The month starts out with a beautiful close pairing of the moon and Saturn. They rise together in the eastern sky over Mount Baker an hour after sunset at the beginning of June.
I plan to visit the Oak Bay Marina parking lot (aka Spewhung Point) to capture, on my camera, the moon and Saturn shining through Chris Paul’s great art piece – the Salish Sea. I hear Oak Bay has organized its purchase as a permanent treasure for everyone to enjoy.
The dwarf planet Pluto, largest of the Kuiper belt objects, will be near the moon on Friday, June 5. But the moon will be only three days past full and very bright. The June moonlight will make actually seeing Pluto practically impossible, but it’s still nice to know where it is.
A week later, on June 11, asteroid hunters should be able to spot Pallas, the second asteroid to be discovered. When Pallas was discovered in 1802, it was classified as a planet, as were several other asteroids. The discovery of many more asteroids in the mid 1800s eventually led to their reclassification from planets to asteroids.
Ceres, the first asteroid discovered, is now classified as a dwarf planet instead of an asteroid. Ceres meets two of the three requirements of planet-hood. It orbits the sun, and it’s round; but it doesn’t clear its orbit, the same as Pluto and the other dwarf planets.
Ceres reaches opposition at the end of the month – when it appears opposite the sun in the sky. When the sun sets in the west, Ceres rises in the east over Mount Baker and is visible all night long as it takes the Salish Walk of the Planets across the night sky setting over Metchosin.
To see Ceres, which shines at a brightness of magnitude 7, you’ll have to use binoculars or telescopes and look in the southwest sky once the Milky Way has risen. You can observe it from near midnight through pre-dawn.
Speaking of dawn, NASA’s Dawn spacecraft reached its first science orbit around Ceres last month. It will map the surface and attempt to determine what the dwarf planet is made of, through June 2016.
Jupiter and Venus start the month about 20 degrees from each other, but by the end of June they are only two degrees apart.
Watch Venus pass the bright Beehive Star Cluster, M44, from a moderately dark sky on June 13 and 14. Binoculars will help to see the dazzling stars in the cluster. Don’t forget the planets will be on the heavenly arch.
Saturn is visible all night long. It’s definitely worth attending a local star party to see the ringed planet through a telescope, if you haven’t done it before.
Catch all three bright planets in the late evening — Saturn in the southern sky over Port Angeles as Jupiter and Venus are set in the northwest towards Bear Mountain.
You can learn about Small Worlds – asteroids, dwarf planets and comets – at https://solarsystem.nasa.gov/smallworlds/. And you can learn about the New Horizons and Dawn missions and all of NASA’s missions at www.nasa.gov.

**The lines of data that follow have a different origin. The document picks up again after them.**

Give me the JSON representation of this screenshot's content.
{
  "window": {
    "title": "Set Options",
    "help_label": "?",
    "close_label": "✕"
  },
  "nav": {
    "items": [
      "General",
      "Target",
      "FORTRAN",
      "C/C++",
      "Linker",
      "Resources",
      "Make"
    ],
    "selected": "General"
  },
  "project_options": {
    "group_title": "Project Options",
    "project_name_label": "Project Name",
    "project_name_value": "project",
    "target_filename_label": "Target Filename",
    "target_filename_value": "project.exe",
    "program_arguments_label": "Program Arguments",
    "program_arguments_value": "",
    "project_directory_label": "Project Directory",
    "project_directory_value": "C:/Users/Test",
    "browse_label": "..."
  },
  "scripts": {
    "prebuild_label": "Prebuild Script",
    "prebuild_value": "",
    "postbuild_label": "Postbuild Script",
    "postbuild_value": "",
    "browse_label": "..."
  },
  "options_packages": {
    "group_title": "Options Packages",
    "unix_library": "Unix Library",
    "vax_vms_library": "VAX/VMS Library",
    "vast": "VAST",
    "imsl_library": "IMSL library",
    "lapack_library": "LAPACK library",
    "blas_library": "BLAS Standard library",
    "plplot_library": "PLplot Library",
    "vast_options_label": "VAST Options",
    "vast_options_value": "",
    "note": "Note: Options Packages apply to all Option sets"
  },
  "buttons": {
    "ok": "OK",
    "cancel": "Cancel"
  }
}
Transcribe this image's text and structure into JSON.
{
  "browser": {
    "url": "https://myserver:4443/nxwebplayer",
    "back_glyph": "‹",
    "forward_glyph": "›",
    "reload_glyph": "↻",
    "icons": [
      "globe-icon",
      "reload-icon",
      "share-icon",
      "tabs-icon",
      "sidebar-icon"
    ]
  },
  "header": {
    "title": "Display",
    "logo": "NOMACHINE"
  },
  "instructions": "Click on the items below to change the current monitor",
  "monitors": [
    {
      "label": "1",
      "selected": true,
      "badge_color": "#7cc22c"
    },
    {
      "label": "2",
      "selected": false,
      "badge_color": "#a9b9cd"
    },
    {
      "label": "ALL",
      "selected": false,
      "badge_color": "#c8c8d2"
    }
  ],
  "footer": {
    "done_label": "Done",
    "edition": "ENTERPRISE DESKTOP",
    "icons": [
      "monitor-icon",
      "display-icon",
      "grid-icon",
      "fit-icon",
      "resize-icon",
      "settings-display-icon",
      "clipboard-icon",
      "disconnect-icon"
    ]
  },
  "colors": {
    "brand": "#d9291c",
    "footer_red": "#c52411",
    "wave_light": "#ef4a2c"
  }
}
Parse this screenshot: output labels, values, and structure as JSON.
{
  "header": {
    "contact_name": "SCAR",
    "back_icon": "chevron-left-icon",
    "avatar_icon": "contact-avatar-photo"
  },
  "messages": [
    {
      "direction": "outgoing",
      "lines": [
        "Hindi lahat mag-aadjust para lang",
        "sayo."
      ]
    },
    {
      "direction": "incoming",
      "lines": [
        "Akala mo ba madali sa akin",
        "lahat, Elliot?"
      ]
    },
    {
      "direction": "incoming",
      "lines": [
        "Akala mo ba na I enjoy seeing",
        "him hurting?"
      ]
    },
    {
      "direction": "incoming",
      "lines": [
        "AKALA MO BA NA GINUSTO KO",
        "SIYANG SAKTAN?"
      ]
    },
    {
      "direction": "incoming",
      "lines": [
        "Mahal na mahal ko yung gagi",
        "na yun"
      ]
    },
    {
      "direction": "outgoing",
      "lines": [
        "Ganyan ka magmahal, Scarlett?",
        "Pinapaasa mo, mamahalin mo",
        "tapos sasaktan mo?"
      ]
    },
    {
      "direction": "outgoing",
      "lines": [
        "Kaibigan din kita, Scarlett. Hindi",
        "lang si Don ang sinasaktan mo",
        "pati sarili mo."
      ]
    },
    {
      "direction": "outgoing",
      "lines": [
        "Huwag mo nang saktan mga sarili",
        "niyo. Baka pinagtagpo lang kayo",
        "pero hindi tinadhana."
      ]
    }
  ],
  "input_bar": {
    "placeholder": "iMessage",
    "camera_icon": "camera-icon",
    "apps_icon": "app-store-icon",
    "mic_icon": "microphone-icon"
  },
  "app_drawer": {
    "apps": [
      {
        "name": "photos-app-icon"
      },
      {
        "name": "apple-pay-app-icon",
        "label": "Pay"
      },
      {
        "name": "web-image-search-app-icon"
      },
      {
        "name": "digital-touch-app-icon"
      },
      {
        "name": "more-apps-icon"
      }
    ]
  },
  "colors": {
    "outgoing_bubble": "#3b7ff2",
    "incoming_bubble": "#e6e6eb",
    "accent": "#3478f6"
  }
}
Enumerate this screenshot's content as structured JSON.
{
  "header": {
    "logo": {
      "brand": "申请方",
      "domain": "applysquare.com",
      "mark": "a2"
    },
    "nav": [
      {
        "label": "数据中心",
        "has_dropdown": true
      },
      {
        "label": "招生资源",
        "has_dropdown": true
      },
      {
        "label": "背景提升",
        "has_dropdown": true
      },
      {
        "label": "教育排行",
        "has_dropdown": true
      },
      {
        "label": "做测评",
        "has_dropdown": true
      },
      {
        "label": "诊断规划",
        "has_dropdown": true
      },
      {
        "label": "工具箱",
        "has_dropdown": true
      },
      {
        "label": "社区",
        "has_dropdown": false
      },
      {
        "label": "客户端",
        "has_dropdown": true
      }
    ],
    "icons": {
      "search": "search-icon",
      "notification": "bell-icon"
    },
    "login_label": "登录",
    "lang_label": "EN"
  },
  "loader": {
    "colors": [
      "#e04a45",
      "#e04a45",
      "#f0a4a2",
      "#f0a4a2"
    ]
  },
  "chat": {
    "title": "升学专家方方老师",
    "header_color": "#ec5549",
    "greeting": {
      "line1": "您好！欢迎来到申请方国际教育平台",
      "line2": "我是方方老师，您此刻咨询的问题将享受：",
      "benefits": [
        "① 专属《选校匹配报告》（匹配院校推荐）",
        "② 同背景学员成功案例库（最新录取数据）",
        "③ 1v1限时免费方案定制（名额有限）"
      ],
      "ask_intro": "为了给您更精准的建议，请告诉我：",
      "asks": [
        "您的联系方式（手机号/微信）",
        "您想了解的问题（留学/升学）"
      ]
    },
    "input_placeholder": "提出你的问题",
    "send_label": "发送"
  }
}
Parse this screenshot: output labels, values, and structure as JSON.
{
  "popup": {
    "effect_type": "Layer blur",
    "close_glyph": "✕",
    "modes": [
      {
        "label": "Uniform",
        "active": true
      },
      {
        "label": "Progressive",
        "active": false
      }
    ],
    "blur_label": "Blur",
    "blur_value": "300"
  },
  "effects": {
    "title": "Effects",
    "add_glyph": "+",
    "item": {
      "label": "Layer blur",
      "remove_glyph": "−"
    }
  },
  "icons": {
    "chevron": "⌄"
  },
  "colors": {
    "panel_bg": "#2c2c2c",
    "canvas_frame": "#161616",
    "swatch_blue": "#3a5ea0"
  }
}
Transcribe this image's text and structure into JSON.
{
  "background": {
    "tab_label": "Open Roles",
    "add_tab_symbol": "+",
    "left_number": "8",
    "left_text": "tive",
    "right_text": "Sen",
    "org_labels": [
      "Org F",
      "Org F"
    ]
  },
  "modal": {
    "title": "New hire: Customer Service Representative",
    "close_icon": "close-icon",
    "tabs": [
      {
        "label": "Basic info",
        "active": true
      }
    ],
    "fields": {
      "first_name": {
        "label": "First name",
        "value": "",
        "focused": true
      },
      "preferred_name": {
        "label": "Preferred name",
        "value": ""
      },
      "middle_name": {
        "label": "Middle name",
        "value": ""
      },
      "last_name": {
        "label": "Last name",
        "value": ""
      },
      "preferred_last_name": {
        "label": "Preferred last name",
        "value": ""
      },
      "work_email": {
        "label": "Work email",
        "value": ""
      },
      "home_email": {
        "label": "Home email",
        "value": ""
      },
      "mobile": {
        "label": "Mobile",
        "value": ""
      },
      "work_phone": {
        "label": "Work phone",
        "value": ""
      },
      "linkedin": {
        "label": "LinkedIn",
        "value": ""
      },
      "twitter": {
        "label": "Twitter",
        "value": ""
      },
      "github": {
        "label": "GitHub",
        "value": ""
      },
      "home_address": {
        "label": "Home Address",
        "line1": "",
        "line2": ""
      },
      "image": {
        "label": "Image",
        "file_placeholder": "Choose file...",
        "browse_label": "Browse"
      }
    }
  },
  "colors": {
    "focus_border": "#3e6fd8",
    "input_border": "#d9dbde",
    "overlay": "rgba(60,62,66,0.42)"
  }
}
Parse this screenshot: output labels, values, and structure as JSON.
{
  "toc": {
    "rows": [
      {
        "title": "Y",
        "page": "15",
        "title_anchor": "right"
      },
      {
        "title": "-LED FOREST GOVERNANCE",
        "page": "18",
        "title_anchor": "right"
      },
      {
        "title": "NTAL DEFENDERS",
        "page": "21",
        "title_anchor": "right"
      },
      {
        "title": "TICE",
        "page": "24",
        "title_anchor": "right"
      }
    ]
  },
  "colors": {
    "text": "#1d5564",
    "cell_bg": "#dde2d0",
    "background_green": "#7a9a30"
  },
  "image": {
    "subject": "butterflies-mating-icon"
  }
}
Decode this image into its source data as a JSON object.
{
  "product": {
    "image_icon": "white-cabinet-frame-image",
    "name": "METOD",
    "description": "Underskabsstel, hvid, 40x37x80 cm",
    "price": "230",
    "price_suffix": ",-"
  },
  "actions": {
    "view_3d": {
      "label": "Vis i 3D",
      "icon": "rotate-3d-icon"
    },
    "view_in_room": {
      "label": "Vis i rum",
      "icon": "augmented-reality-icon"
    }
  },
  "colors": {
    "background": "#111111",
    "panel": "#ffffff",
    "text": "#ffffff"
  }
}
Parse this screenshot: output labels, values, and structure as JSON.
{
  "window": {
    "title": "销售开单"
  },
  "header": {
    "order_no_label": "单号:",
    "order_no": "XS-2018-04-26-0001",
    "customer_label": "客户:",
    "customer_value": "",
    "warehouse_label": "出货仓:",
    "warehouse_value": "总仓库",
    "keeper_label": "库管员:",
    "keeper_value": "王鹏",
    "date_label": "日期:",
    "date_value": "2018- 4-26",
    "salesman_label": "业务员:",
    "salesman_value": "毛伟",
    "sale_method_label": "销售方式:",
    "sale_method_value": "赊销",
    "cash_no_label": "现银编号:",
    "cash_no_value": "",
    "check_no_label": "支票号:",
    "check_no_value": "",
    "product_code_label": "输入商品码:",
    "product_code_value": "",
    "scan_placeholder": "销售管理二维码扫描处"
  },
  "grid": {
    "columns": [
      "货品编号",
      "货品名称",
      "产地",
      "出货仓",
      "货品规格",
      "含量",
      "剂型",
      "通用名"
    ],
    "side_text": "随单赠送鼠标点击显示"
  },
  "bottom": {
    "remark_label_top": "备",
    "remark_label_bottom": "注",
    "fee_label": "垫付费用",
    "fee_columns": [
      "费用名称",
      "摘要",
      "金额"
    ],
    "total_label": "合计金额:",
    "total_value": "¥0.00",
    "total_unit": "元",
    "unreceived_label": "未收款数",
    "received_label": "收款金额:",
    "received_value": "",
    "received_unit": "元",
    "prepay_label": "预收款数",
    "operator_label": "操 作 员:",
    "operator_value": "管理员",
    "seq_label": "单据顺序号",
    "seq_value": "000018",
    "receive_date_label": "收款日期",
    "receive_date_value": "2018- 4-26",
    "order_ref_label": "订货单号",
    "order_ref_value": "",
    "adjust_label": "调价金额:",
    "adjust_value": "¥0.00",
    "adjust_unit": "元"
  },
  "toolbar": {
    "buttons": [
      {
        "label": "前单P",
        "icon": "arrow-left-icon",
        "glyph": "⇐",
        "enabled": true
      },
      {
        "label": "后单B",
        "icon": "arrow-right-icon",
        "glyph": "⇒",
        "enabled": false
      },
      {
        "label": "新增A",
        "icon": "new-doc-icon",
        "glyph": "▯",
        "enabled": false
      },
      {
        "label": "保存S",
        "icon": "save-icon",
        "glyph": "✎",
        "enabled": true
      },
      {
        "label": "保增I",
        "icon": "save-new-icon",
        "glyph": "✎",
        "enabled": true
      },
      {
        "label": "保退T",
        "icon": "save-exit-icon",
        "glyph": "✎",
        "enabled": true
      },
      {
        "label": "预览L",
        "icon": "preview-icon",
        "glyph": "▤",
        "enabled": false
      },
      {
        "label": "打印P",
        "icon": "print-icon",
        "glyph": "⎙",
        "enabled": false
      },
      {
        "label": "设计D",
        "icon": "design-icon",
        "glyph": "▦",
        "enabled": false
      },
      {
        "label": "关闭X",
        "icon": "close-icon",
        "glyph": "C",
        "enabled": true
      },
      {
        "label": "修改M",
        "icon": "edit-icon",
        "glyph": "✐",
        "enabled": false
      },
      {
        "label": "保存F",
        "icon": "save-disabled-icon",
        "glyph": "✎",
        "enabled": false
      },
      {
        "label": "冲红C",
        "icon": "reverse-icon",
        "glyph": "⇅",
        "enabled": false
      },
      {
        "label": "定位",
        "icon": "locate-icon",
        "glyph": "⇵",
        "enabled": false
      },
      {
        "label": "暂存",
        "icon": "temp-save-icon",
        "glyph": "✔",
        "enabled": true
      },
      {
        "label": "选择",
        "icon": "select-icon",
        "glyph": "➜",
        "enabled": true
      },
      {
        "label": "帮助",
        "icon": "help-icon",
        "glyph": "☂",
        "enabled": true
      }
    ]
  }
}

Next month NASA’s New Horizons spacecraft will become Earth’s first mission to reach Pluto and its system of moons. The event takes place on July 14 after a nine-year journey spanning three billion miles. As Pluto is at Bamfield on our Vancouver Island Walk of the Planets “Orrery”, we are hoping Chris Donison and the “Music-by-the-Sea” team will be celebrating the passing of Pluto in Bamfield July 14. This festival is well worth the short car ride to this wonderful part of the West Coast of Vancouver Island.
Dark skies to all friends of Cattle Point Star Park.
Summary is from the transcript of “What’s Up In June 2015” by NASA announcer and astronomer Jane Houston Jones with specific permission for localization to Cattle Point Urban Star Park and the Oak Bay News.
Bill Smith is a volunteer at Cattle Point Dark Sky Urban Star Park.